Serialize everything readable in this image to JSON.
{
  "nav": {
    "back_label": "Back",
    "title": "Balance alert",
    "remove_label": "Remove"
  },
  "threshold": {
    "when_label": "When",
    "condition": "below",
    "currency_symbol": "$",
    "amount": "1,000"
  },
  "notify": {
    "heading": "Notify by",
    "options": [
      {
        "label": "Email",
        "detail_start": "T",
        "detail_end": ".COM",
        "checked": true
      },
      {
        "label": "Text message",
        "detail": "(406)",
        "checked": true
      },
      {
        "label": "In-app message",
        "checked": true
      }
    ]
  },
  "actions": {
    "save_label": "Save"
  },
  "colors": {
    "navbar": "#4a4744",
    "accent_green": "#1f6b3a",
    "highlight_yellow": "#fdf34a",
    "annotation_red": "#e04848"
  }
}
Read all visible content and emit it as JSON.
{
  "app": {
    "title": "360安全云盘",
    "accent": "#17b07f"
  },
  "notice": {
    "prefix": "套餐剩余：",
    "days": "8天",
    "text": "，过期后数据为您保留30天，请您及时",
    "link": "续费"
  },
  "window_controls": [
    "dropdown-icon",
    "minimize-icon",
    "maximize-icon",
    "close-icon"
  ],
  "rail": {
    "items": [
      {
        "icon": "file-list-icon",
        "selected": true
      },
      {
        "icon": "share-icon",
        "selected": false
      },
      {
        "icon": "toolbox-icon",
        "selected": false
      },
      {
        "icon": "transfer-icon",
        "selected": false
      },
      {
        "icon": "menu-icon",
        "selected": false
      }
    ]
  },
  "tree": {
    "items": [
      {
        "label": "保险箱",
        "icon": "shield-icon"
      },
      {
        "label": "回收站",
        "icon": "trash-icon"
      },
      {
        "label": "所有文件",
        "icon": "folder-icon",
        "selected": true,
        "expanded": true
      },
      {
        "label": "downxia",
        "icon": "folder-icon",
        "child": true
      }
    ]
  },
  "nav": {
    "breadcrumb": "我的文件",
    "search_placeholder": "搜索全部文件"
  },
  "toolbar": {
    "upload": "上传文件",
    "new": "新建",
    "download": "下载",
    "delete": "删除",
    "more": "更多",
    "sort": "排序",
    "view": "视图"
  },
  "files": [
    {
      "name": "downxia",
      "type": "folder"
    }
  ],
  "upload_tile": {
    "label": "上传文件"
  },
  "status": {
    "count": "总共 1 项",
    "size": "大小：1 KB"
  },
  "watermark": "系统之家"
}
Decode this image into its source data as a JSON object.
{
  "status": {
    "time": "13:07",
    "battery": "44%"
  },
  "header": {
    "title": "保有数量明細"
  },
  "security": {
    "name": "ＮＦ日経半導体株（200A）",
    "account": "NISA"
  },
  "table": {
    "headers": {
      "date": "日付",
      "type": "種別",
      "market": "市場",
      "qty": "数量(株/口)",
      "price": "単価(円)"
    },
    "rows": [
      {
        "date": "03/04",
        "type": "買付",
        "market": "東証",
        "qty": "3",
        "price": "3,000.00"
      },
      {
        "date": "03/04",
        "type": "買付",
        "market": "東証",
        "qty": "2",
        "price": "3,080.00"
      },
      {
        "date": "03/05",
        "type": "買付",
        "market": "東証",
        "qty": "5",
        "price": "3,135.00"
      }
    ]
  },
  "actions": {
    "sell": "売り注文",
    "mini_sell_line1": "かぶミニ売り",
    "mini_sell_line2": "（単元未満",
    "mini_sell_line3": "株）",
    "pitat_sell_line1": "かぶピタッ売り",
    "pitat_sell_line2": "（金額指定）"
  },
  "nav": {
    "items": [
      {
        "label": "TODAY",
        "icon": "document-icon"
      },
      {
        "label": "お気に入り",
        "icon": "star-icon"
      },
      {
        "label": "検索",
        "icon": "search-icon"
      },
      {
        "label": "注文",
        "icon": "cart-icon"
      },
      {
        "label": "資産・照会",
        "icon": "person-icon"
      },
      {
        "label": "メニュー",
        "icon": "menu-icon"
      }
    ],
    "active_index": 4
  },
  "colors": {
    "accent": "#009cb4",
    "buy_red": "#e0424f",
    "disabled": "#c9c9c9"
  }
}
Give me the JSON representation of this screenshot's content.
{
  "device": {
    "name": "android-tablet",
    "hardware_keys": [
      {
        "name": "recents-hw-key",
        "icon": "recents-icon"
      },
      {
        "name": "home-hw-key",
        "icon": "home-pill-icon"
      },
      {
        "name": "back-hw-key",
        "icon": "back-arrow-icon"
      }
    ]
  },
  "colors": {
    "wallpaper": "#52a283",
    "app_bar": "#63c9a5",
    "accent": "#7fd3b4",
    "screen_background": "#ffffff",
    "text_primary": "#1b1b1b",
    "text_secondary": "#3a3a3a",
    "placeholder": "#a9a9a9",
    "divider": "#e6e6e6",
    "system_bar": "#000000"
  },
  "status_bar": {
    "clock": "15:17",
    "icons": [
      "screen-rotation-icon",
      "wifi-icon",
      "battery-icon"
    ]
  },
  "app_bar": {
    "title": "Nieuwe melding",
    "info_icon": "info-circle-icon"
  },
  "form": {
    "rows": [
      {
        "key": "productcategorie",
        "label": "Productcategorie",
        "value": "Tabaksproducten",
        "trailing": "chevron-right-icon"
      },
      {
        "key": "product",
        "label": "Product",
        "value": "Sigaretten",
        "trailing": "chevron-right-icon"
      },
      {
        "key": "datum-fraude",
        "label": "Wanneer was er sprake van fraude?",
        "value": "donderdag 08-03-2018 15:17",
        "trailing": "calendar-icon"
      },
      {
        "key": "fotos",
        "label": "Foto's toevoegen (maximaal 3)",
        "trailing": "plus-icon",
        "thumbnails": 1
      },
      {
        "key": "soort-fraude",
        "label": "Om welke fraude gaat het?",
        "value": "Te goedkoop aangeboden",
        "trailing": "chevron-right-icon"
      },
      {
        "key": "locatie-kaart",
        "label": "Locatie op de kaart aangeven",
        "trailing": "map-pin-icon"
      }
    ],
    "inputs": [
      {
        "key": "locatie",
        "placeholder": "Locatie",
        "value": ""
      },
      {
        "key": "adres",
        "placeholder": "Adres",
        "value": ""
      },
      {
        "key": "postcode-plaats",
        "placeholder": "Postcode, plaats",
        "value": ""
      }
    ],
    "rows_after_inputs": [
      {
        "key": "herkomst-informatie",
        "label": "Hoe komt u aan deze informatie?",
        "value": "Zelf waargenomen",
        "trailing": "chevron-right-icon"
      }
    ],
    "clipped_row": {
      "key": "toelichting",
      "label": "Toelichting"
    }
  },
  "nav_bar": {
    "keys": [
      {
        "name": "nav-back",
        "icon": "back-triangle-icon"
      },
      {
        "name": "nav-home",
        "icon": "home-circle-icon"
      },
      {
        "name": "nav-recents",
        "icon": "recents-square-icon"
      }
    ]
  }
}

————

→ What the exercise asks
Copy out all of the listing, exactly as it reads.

→ Result below
Serialize everything readable in this image to JSON.
{
  "nav": {
    "back_label": "Back",
    "title": "Balance alert",
    "remove_label": "Remove"
  },
  "threshold": {
    "when_label": "When",
    "condition": "below",
    "currency_symbol": "$",
    "amount": "1,000"
  },
  "notify": {
    "heading": "Notify by",
    "options": [
      {
        "label": "Email",
        "detail_start": "T",
        "detail_end": ".COM",
        "checked": true
      },
      {
        "label": "Text message",
        "detail": "(406)",
        "checked": true
      },
      {
        "label": "In-app message",
        "checked": true
      }
    ]
  },
  "actions": {
    "save_label": "Save"
  },
  "colors": {
    "navbar": "#4a4744",
    "accent_green": "#1f6b3a",
    "highlight_yellow": "#fdf34a",
    "annotation_red": "#e04848"
  }
}
Read all visible content and emit it as JSON.
{
  "app": {
    "title": "360安全云盘",
    "accent": "#17b07f"
  },
  "notice": {
    "prefix": "套餐剩余：",
    "days": "8天",
    "text": "，过期后数据为您保留30天，请您及时",
    "link": "续费"
  },
  "window_controls": [
    "dropdown-icon",
    "minimize-icon",
    "maximize-icon",
    "close-icon"
  ],
  "rail": {
    "items": [
      {
        "icon": "file-list-icon",
        "selected": true
      },
      {
        "icon": "share-icon",
        "selected": false
      },
      {
        "icon": "toolbox-icon",
        "selected": false
      },
      {
        "icon": "transfer-icon",
        "selected": false
      },
      {
        "icon": "menu-icon",
        "selected": false
      }
    ]
  },
  "tree": {
    "items": [
      {
        "label": "保险箱",
        "icon": "shield-icon"
      },
      {
        "label": "回收站",
        "icon": "trash-icon"
      },
      {
        "label": "所有文件",
        "icon": "folder-icon",
        "selected": true,
        "expanded": true
      },
      {
        "label": "downxia",
        "icon": "folder-icon",
        "child": true
      }
    ]
  },
  "nav": {
    "breadcrumb": "我的文件",
    "search_placeholder": "搜索全部文件"
  },
  "toolbar": {
    "upload": "上传文件",
    "new": "新建",
    "download": "下载",
    "delete": "删除",
    "more": "更多",
    "sort": "排序",
    "view": "视图"
  },
  "files": [
    {
      "name": "downxia",
      "type": "folder"
    }
  ],
  "upload_tile": {
    "label": "上传文件"
  },
  "status": {
    "count": "总共 1 项",
    "size": "大小：1 KB"
  },
  "watermark": "系统之家"
}
Decode this image into its source data as a JSON object.
{
  "status": {
    "time": "13:07",
    "battery": "44%"
  },
  "header": {
    "title": "保有数量明細"
  },
  "security": {
    "name": "ＮＦ日経半導体株（200A）",
    "account": "NISA"
  },
  "table": {
    "headers": {
      "date": "日付",
      "type": "種別",
      "market": "市場",
      "qty": "数量(株/口)",
      "price": "単価(円)"
    },
    "rows": [
      {
        "date": "03/04",
        "type": "買付",
        "market": "東証",
        "qty": "3",
        "price": "3,000.00"
      },
      {
        "date": "03/04",
        "type": "買付",
        "market": "東証",
        "qty": "2",
        "price": "3,080.00"
      },
      {
        "date": "03/05",
        "type": "買付",
        "market": "東証",
        "qty": "5",
        "price": "3,135.00"
      }
    ]
  },
  "actions": {
    "sell": "売り注文",
    "mini_sell_line1": "かぶミニ売り",
    "mini_sell_line2": "（単元未満",
    "mini_sell_line3": "株）",
    "pitat_sell_line1": "かぶピタッ売り",
    "pitat_sell_line2": "（金額指定）"
  },
  "nav": {
    "items": [
      {
        "label": "TODAY",
        "icon": "document-icon"
      },
      {
        "label": "お気に入り",
        "icon": "star-icon"
      },
      {
        "label": "検索",
        "icon": "search-icon"
      },
      {
        "label": "注文",
        "icon": "cart-icon"
      },
      {
        "label": "資産・照会",
        "icon": "person-icon"
      },
      {
        "label": "メニュー",
        "icon": "menu-icon"
      }
    ],
    "active_index": 4
  },
  "colors": {
    "accent": "#009cb4",
    "buy_red": "#e0424f",
    "disabled": "#c9c9c9"
  }
}
Give me the JSON representation of this screenshot's content.
{
  "device": {
    "name": "android-tablet",
    "hardware_keys": [
      {
        "name": "recents-hw-key",
        "icon": "recents-icon"
      },
      {
        "name": "home-hw-key",
        "icon": "home-pill-icon"
      },
      {
        "name": "back-hw-key",
        "icon": "back-arrow-icon"
      }
    ]
  },
  "colors": {
    "wallpaper": "#52a283",
    "app_bar": "#63c9a5",
    "accent": "#7fd3b4",
    "screen_background": "#ffffff",
    "text_primary": "#1b1b1b",
    "text_secondary": "#3a3a3a",
    "placeholder": "#a9a9a9",
    "divider": "#e6e6e6",
    "system_bar": "#000000"
  },
  "status_bar": {
    "clock": "15:17",
    "icons": [
      "screen-rotation-icon",
      "wifi-icon",
      "battery-icon"
    ]
  },
  "app_bar": {
    "title": "Nieuwe melding",
    "info_icon": "info-circle-icon"
  },
  "form": {
    "rows": [
      {
        "key": "productcategorie",
        "label": "Productcategorie",
        "value": "Tabaksproducten",
        "trailing": "chevron-right-icon"
      },
      {
        "key": "product",
        "label": "Product",
        "value": "Sigaretten",
        "trailing": "chevron-right-icon"
      },
      {
        "key": "datum-fraude",
        "label": "Wanneer was er sprake van fraude?",
        "value": "donderdag 08-03-2018 15:17",
        "trailing": "calendar-icon"
      },
      {
        "key": "fotos",
        "label": "Foto's toevoegen (maximaal 3)",
        "trailing": "plus-icon",
        "thumbnails": 1
      },
      {
        "key": "soort-fraude",
        "label": "Om welke fraude gaat het?",
        "value": "Te goedkoop aangeboden",
        "trailing": "chevron-right-icon"
      },
      {
        "key": "locatie-kaart",
        "label": "Locatie op de kaart aangeven",
        "trailing": "map-pin-icon"
      }
    ],
    "inputs": [
      {
        "key": "locatie",
        "placeholder": "Locatie",
        "value": ""
      },
      {
        "key": "adres",
        "placeholder": "Adres",
        "value": ""
      },
      {
        "key": "postcode-plaats",
        "placeholder": "Postcode, plaats",
        "value": ""
      }
    ],
    "rows_after_inputs": [
      {
        "key": "herkomst-informatie",
        "label": "Hoe komt u aan deze informatie?",
        "value": "Zelf waargenomen",
        "trailing": "chevron-right-icon"
      }
    ],
    "clipped_row": {
      "key": "toelichting",
      "label": "Toelichting"
    }
  },
  "nav_bar": {
    "keys": [
      {
        "name": "nav-back",
        "icon": "back-triangle-icon"
      },
      {
        "name": "nav-home",
        "icon": "home-circle-icon"
      },
      {
        "name": "nav-recents",
        "icon": "recents-square-icon"
      }
    ]
  }
}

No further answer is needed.